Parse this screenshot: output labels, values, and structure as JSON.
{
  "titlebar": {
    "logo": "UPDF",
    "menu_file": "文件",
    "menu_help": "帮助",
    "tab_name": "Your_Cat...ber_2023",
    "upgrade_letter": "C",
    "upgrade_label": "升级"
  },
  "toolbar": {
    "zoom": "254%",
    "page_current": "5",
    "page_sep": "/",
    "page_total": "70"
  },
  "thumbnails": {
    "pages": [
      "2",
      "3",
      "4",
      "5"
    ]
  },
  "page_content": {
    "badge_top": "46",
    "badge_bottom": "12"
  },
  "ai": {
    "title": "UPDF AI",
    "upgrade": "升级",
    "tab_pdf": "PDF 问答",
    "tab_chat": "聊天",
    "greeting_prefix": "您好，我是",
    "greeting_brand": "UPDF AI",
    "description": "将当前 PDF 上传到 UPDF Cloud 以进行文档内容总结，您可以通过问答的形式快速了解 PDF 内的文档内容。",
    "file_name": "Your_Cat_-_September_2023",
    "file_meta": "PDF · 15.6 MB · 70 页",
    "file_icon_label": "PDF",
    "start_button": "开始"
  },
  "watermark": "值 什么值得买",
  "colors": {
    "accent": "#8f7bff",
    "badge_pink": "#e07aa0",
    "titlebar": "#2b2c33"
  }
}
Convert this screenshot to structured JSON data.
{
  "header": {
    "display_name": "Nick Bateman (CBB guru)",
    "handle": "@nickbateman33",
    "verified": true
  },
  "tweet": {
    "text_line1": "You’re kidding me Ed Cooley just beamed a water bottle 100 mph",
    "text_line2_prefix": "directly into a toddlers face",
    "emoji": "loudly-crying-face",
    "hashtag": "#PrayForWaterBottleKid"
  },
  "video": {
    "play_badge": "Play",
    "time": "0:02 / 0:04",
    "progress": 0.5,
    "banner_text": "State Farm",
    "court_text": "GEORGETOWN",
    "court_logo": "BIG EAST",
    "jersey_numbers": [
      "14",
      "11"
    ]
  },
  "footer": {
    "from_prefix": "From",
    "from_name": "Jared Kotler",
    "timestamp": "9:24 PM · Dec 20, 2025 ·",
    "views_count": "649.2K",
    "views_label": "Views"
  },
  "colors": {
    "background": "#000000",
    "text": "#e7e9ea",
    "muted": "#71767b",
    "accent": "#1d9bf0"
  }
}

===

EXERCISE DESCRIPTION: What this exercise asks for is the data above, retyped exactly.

ANSWER BOX:
Parse this screenshot: output labels, values, and structure as JSON.
{
  "titlebar": {
    "logo": "UPDF",
    "menu_file": "文件",
    "menu_help": "帮助",
    "tab_name": "Your_Cat...ber_2023",
    "upgrade_letter": "C",
    "upgrade_label": "升级"
  },
  "toolbar": {
    "zoom": "254%",
    "page_current": "5",
    "page_sep": "/",
    "page_total": "70"
  },
  "thumbnails": {
    "pages": [
      "2",
      "3",
      "4",
      "5"
    ]
  },
  "page_content": {
    "badge_top": "46",
    "badge_bottom": "12"
  },
  "ai": {
    "title": "UPDF AI",
    "upgrade": "升级",
    "tab_pdf": "PDF 问答",
    "tab_chat": "聊天",
    "greeting_prefix": "您好，我是",
    "greeting_brand": "UPDF AI",
    "description": "将当前 PDF 上传到 UPDF Cloud 以进行文档内容总结，您可以通过问答的形式快速了解 PDF 内的文档内容。",
    "file_name": "Your_Cat_-_September_2023",
    "file_meta": "PDF · 15.6 MB · 70 页",
    "file_icon_label": "PDF",
    "start_button": "开始"
  },
  "watermark": "值 什么值得买",
  "colors": {
    "accent": "#8f7bff",
    "badge_pink": "#e07aa0",
    "titlebar": "#2b2c33"
  }
}
Convert this screenshot to structured JSON data.
{
  "header": {
    "display_name": "Nick Bateman (CBB guru)",
    "handle": "@nickbateman33",
    "verified": true
  },
  "tweet": {
    "text_line1": "You’re kidding me Ed Cooley just beamed a water bottle 100 mph",
    "text_line2_prefix": "directly into a toddlers face",
    "emoji": "loudly-crying-face",
    "hashtag": "#PrayForWaterBottleKid"
  },
  "video": {
    "play_badge": "Play",
    "time": "0:02 / 0:04",
    "progress": 0.5,
    "banner_text": "State Farm",
    "court_text": "GEORGETOWN",
    "court_logo": "BIG EAST",
    "jersey_numbers": [
      "14",
      "11"
    ]
  },
  "footer": {
    "from_prefix": "From",
    "from_name": "Jared Kotler",
    "timestamp": "9:24 PM · Dec 20, 2025 ·",
    "views_count": "649.2K",
    "views_label": "Views"
  },
  "colors": {
    "background": "#000000",
    "text": "#e7e9ea",
    "muted": "#71767b",
    "accent": "#1d9bf0"
  }
}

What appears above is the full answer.